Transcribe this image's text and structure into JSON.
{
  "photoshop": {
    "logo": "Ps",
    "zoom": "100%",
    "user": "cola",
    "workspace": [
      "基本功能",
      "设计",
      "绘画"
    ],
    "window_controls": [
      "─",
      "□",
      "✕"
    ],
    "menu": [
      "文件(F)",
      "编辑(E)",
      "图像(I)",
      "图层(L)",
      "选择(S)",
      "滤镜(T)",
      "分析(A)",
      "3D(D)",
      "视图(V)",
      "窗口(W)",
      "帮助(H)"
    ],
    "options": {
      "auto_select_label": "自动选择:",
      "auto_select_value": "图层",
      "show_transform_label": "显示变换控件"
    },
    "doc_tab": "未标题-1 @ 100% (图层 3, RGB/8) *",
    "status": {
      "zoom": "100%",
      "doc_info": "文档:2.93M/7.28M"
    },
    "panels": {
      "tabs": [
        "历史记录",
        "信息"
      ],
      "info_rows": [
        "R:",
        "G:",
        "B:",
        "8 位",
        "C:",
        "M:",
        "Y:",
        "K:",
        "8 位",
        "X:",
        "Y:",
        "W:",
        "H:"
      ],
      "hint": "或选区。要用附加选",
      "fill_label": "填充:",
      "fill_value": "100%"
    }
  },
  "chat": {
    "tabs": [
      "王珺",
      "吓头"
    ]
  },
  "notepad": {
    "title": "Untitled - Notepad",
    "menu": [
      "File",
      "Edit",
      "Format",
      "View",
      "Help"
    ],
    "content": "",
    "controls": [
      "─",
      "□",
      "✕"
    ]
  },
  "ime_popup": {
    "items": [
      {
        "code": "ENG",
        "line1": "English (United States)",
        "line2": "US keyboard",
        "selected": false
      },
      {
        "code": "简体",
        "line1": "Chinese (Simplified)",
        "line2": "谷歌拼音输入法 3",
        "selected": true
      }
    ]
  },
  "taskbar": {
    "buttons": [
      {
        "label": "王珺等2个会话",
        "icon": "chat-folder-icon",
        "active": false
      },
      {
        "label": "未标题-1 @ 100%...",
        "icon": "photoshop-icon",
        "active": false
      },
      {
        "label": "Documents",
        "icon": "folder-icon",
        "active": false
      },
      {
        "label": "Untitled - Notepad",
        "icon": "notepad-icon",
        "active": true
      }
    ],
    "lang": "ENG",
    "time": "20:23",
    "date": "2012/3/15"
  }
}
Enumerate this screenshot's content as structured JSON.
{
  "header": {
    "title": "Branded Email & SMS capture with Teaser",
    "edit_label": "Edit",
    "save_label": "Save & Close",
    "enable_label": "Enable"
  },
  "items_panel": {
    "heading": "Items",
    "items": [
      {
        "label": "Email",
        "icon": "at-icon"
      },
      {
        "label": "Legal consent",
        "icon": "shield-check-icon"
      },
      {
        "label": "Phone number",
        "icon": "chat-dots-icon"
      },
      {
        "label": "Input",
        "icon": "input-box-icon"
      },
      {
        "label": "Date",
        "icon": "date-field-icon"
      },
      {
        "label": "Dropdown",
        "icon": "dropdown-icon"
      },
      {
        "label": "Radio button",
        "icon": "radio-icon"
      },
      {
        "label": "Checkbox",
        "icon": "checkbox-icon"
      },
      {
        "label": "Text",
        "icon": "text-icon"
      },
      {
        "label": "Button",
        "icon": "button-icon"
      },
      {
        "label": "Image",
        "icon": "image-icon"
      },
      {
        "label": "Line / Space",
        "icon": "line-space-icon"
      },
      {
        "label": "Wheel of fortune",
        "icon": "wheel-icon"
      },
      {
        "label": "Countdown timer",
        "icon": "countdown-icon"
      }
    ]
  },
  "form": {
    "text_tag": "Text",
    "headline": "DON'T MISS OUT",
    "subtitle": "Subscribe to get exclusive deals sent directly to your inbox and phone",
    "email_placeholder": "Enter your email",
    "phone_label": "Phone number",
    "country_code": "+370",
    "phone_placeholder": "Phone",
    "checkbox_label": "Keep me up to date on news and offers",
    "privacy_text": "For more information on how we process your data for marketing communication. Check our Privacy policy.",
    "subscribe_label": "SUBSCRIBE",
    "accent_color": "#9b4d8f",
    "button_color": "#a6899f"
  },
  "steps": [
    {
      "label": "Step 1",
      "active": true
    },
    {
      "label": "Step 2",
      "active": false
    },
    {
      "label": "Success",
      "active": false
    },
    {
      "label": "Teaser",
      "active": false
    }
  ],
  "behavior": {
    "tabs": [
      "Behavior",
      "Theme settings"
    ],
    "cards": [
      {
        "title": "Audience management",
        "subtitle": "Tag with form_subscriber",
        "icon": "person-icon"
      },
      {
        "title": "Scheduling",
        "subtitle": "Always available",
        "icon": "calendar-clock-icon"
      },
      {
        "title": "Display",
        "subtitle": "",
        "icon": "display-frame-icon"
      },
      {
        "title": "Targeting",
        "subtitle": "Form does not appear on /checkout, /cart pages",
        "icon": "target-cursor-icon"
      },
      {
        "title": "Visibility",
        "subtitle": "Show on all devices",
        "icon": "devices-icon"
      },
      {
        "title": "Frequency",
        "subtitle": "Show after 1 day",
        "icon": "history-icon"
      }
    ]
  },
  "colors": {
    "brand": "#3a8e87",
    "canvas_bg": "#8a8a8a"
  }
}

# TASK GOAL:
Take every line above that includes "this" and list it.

# YOUR RESPONSE:
Transcribe this image's text and structure into JSON.
Enumerate this screenshot's content as structured JSON.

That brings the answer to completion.